Repeat of Anne Sacoolas virtual proceedings unlikely – Nick Vamos in the media
Nick Vamos, our head of Business Crime & Investigations, has been quoted extensively in the media, commenting on the unprecedented decision to allow the killer of Harry Dunn to appear in court entirely remotely from start to finish.
The 19-year-old died in 2019 after being struck by a car driven by US citizen Sacoolas, who had pulled out of RAF Croughton, Northamptonshire, and was driving on the wrong side of the road.
Shortly after the crash, Mrs Sacoolas, whose husband was a US official stationed at the airbase, returned to the US and the US authorities claimed diplomatic immunity on her behalf. She has not returned to the UK since.
At the end of 2019, the CPS charged Mrs Sacoolas with causing death by dangerous driving.
At the end of September, she appeared in court for the first time, and earlier this week, she pleaded to causing the teenager’s death by careless driving, appearing each time via a video-link from her lawyers’ offices in Washington DC.
Nick spoke to the PA news agency about the highly unusual nature of the proceedings, with his comments being picked by dozens of national media, including The Independent, the Evening Standard, MSN UK and Yahoo! News.
Nick said that Mrs Sacoolas could “have simply turned her video-link off and walked away” at any point in proceedings.
Nick explained that coronavirus legislation allows even the most important court sessions, such as plea and sentence hearings, to be done remotely. However, “the reason why we don’t do that normally is because it means the court has no control over the defendants”.
“The whole principle of criminal justice is that the defendant surrenders to the court, is under the control of the court, and has to do whatever the court directs.
“Yet Anne Sacoolas hasn’t done that. She could at any point in these proceedings have simply turned her video-link off and walked away, and there’s nothing the court could have done about it. So the idea that it depends on her consent, as opposed to the court’s power, is very unusual and it’s led to these unprecedented circumstances.
“It’s a way of circumventing extradition. So forget Anne Sacoolas for a moment; think about an international fraudster or drug trafficker… who’s managed to leave the country ahead of being charged and therefore couldn’t be held in custody. They might say, ‘Well, I don’t want to come back to the UK, I’d just like to phone it in. I’ll join the trial from wherever I am now… and we’ll go all the way through to the end and see what happens’.
“That’s just not what anybody would call justice. You don’t give the defendant the choice of whether to come back or not.
“It might be justified in Anne Sacoolas’s case because of the unusual circumstances, because she’s effectively consenting. But it’s really hard to see how it could be justified as a general rule that if you’d rather not be extradited and stay put, you can just dial into your trial, or drop out if you choose.
“I hope that this isn’t a precedent for doing this again… and I’m sure that the court agrees and the CPS agrees. Nobody could come along in the future and say, ‘I now have a right to entirely remote trial because Anne Sacoolas did’, because the CPS would just say, ‘We’re not going to support that application, your position is completely different’.

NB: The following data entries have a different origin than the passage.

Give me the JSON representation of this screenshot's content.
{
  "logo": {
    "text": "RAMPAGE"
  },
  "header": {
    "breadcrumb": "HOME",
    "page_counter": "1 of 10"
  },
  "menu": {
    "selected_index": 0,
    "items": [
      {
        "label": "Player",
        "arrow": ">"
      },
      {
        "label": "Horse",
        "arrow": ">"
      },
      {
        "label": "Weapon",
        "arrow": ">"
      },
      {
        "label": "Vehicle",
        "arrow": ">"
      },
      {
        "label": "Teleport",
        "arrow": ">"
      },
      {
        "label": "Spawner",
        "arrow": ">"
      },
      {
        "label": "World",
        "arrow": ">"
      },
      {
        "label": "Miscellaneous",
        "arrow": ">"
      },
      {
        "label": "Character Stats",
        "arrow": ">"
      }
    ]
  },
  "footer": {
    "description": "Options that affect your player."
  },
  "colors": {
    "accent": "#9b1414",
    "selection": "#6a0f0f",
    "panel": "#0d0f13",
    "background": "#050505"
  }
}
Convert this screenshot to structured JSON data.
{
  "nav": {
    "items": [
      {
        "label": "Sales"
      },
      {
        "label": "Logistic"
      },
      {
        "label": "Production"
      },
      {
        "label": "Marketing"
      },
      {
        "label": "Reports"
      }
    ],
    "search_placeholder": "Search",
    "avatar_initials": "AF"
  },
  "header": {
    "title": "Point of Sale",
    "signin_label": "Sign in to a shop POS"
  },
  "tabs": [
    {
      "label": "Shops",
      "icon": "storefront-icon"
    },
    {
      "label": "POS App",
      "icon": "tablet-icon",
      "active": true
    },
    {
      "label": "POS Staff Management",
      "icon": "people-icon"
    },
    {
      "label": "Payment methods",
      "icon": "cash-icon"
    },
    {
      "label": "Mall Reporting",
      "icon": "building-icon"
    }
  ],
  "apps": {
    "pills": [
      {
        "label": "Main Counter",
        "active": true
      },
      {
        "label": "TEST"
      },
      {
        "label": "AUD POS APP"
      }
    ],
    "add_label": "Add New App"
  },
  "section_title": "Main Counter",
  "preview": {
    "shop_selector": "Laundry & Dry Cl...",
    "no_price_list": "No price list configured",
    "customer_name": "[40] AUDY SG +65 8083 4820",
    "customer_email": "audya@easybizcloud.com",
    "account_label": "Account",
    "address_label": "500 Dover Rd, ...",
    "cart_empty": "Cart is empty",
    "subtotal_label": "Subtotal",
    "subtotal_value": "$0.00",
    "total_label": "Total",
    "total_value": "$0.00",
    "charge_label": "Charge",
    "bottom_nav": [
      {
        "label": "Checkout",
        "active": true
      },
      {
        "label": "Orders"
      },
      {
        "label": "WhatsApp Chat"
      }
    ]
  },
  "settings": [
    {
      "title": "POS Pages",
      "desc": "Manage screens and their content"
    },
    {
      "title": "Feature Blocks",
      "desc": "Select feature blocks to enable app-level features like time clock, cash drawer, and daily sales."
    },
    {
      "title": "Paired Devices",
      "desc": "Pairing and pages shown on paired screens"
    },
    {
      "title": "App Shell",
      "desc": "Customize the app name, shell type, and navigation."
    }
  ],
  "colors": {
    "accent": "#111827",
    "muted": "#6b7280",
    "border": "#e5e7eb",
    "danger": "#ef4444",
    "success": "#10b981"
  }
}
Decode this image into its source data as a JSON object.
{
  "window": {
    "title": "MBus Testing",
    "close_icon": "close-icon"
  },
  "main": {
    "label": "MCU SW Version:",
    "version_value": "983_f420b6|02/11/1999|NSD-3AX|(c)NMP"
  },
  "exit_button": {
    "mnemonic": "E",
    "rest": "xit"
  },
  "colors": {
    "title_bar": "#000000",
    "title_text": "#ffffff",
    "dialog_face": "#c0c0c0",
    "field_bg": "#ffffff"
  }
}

“So it’s a proof of concept, which I think was justified in in this case because it’s so exceptional, but I don’t think it will be repeated.”